*** Material for the task

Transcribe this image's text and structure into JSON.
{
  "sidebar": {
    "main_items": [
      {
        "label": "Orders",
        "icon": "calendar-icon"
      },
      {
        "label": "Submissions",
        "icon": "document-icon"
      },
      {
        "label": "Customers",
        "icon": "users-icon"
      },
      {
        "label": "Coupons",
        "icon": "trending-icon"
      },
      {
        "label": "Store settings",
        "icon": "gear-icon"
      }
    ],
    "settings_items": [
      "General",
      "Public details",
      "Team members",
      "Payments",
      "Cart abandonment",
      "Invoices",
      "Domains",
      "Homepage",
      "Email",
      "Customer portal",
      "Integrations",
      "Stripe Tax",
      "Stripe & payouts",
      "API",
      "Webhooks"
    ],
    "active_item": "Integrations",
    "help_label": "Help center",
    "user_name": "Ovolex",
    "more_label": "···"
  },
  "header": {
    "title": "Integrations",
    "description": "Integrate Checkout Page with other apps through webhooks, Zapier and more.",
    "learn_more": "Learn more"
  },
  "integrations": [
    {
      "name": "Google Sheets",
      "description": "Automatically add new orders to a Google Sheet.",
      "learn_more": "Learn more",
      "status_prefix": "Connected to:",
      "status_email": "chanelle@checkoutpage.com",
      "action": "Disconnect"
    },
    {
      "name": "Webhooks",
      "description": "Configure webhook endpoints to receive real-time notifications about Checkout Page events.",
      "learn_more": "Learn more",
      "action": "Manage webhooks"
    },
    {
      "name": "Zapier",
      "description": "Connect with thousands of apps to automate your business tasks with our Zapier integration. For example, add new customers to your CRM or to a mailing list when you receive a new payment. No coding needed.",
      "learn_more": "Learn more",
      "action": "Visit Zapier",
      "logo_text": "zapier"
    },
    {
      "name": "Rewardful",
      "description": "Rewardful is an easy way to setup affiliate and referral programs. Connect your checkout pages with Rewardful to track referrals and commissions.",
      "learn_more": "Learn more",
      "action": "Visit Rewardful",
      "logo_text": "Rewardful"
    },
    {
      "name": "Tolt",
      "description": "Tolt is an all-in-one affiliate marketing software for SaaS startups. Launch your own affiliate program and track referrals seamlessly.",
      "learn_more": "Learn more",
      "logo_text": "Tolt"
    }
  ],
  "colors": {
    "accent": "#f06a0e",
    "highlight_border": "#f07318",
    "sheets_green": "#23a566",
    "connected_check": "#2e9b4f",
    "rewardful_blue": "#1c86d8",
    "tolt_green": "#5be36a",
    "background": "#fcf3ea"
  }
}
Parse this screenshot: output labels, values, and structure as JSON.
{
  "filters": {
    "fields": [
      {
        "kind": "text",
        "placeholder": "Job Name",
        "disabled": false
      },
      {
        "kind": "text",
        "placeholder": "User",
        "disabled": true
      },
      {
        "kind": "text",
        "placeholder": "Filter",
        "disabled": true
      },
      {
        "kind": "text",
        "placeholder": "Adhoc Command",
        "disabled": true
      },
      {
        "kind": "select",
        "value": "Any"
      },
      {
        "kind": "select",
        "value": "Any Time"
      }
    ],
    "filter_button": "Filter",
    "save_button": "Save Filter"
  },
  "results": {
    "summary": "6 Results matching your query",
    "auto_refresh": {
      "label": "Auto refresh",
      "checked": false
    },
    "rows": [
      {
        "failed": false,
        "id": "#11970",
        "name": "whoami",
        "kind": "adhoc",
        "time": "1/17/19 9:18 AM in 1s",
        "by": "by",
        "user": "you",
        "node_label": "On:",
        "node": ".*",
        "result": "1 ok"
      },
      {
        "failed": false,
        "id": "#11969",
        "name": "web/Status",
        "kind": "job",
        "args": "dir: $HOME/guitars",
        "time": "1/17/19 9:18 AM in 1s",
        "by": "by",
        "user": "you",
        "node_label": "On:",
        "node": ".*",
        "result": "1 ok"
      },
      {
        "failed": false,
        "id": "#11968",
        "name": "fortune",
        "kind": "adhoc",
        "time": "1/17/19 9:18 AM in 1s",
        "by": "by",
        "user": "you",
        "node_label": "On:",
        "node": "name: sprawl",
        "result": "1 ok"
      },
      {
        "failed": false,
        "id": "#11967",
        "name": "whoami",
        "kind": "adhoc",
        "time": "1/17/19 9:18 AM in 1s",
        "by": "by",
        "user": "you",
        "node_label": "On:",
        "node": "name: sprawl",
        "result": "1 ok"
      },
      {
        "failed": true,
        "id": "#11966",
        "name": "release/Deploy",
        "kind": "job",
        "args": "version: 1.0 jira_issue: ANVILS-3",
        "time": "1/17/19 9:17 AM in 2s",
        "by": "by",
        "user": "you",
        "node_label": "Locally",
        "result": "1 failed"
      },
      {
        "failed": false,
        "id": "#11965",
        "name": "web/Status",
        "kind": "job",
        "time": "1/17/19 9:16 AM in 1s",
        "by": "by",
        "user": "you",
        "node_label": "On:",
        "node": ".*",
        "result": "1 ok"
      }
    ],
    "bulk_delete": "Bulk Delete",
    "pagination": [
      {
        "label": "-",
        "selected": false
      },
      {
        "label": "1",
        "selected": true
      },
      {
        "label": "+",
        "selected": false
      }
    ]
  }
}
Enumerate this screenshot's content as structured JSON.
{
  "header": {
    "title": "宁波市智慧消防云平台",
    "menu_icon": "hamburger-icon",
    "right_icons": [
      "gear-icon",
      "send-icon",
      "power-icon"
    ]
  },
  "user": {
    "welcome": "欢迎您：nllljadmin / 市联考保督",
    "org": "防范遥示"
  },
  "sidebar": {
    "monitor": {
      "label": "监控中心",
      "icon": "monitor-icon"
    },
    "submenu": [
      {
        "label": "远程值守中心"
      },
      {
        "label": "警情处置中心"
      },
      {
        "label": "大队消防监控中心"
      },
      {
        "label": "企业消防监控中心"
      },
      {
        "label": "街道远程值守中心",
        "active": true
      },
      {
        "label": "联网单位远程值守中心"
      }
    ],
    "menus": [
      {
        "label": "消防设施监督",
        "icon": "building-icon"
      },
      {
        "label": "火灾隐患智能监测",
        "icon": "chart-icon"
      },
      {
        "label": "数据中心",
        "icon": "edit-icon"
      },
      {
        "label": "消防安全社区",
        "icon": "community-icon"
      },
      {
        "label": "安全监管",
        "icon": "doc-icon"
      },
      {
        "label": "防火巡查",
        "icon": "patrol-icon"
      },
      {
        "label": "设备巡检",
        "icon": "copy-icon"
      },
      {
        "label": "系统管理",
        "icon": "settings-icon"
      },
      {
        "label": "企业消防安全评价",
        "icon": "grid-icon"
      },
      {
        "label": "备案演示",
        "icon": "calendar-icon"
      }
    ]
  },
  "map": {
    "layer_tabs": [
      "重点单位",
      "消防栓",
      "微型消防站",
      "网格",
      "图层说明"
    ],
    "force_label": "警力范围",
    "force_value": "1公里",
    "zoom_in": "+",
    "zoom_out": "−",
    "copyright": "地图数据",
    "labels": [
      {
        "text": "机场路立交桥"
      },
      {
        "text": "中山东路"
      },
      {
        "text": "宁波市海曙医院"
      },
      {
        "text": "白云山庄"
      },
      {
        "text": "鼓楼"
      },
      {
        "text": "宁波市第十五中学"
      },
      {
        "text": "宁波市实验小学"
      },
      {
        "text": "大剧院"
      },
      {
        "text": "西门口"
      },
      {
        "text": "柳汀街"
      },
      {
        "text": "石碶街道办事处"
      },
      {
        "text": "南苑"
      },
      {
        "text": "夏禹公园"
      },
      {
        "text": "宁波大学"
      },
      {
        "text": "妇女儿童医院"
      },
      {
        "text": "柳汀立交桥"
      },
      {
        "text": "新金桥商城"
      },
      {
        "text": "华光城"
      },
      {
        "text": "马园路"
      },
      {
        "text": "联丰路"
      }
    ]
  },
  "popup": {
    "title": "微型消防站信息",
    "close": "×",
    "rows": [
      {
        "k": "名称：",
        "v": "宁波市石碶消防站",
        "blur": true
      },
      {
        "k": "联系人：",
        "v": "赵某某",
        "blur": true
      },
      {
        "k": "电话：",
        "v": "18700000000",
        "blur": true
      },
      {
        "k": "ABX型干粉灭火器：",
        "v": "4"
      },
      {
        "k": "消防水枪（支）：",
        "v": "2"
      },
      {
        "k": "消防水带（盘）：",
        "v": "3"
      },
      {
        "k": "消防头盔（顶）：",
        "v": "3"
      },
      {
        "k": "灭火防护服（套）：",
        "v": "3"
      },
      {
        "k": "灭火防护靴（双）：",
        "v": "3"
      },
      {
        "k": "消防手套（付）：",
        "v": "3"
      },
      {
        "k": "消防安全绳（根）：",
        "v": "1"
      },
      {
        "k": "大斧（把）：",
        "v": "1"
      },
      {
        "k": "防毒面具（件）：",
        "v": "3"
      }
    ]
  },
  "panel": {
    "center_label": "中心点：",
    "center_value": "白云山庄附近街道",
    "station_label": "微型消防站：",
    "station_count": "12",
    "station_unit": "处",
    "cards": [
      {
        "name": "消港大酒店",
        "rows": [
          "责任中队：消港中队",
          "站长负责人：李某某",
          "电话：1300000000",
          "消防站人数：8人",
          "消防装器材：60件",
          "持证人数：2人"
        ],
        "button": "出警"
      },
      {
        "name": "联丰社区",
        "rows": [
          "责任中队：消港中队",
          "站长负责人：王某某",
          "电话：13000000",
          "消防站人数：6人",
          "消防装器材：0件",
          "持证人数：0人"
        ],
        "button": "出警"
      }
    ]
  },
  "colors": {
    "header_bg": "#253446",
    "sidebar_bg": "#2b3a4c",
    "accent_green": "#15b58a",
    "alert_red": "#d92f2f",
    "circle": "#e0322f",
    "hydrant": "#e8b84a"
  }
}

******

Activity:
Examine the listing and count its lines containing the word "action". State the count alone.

Your solution:
4